Would Capps be down for that? Who knows. Saves equal bucks, and Capps has one more year of arbitration left after 2010, so middle relief would cut into his earning potential. Perhaps that could be solved with a two-year contract. He earned $2.3M last season, and was looking at $3M or so had he been tendered a contract. I’m not going to pretend to know what the price will be, but if it’s reasonable, I hope the Yanks would make a move.

Given the lack of attractive (and affordable) late game bullpen options on the market, I suspect Capps will draw significant interest. We’ve already seen four free agent relievers take home a combined $32.7M this offseason, and you could make a convincing case that Capps is better than all of ‘em. There’s usually one or two true non-tender gems a year, and this offseason there’s actually a fit for the Yanks. Hopefully they take advantage.

Photo Credit: Icon Sports Media

It’s official: Chien-Ming Wang non-tendered

Via Mark Feinsand, the Yankees have decided to not tender a contract to Chien-Ming Wang. Sergio Mitre, Melky Cabrera, and Chad Gaudin were all offered deals. “There’s no doubt that we had to make a tough decision,” said GM Brian Cashman. “We are still hopeful that our relationship can continue, but those decisions are yet to be made.” Hopefully something can be worked to out to bring the sinkerballer back for depth, but I’m not going to hold my breath.

Good luck, Wanger.

Update: Since this is probably your last chance, make sure you bring your best CMW double entendres in the comments.

Eric Duncan lands with the Braves

Via Baseball America’s minor league transactions, former Yankee first round pick and New Jersey’s own Eric Duncan has signed a minor league deal with the Braves. E-Dunc hit .242-.320-.400 in six-plus years since being selected 27th overall in 2003, and was easily New York’s best prospect in the mid-aughts. I wish him nothing but the best.

Open Thread: The night of tenders

By midnight tonight, every player still pre-free agency will either have been tendered a contract or let go. We are pretty confident that the Yanks are going to non-tender Chien-Ming Wang, and although the team has yet to announce it, they probably will tender Melky Cabrera, Chad Gaudin and Sergio Mitre contracts for next year.

Around baseball, non-tender fever is spreading. The A’s announced earlier this evening that Jack Cust, a potential DH/bench candidate for the Bronx, was non-tendered. The Nationals dumped Mike MacDougal and will probably hand their closer role to — gulp — Brian Bruney. Anyway, Mike is keeping track of all of the non-tenders right here at MLBTR. We’ll update the site when news of the Yanks’ decisions come down.

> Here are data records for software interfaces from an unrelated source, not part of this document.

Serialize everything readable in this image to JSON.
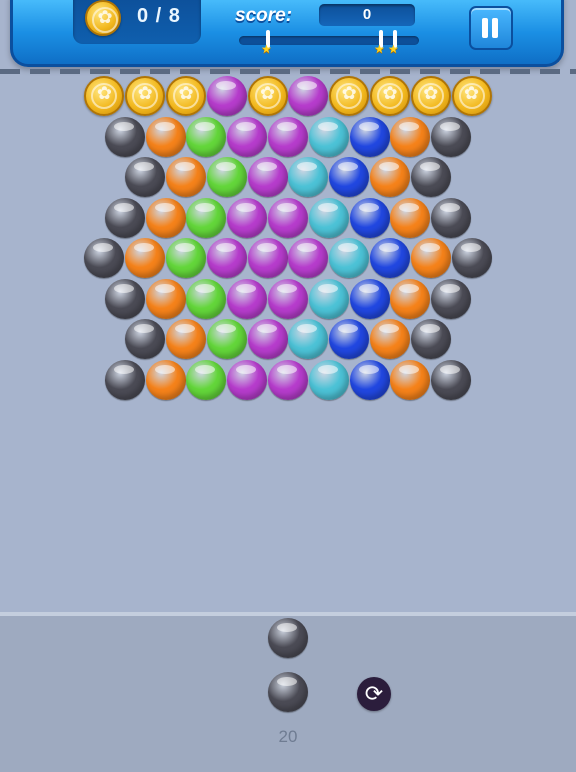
{
  "hud": {
    "coins_collected": "0 / 8",
    "score_label": "score:",
    "score_value": "0",
    "progress": 0,
    "star_markers": 3,
    "pause_icon": "pause-icon",
    "coin_icon": "gold-coin-icon"
  },
  "colors": {
    "G": "#4b4b55",
    "O": "#f5821a",
    "L": "#63d63a",
    "P": "#b63ccc",
    "C": "#4cc2d6",
    "B": "#2147e0",
    "Y": "coin"
  },
  "board": {
    "rows": [
      [
        "Y",
        "Y",
        "Y",
        "P",
        "Y",
        "P",
        "Y",
        "Y",
        "Y",
        "Y"
      ],
      [
        "G",
        "O",
        "L",
        "P",
        "P",
        "C",
        "B",
        "O",
        "G"
      ],
      [
        "G",
        "O",
        "L",
        "P",
        "C",
        "B",
        "O",
        "G"
      ],
      [
        "G",
        "O",
        "L",
        "P",
        "P",
        "C",
        "B",
        "O",
        "G"
      ],
      [
        "G",
        "O",
        "L",
        "P",
        "P",
        "P",
        "C",
        "B",
        "O",
        "G"
      ],
      [
        "G",
        "O",
        "L",
        "P",
        "P",
        "C",
        "B",
        "O",
        "G"
      ],
      [
        "G",
        "O",
        "L",
        "P",
        "C",
        "B",
        "O",
        "G"
      ],
      [
        "G",
        "O",
        "L",
        "P",
        "P",
        "C",
        "B",
        "O",
        "G"
      ]
    ]
  },
  "shooter": {
    "next_bubble": "G",
    "current_bubble": "G",
    "shots_left": "20",
    "swap_icon": "refresh-icon"
  }
}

In the meantime, feel free to use this as your open thread. You know the drill: Anything goes; just play nice. The Rangers, Islanders and Devils all are in action tonight, and “Lost” Again features two great episodes after midnight tonight on ABC. So we have that going for us.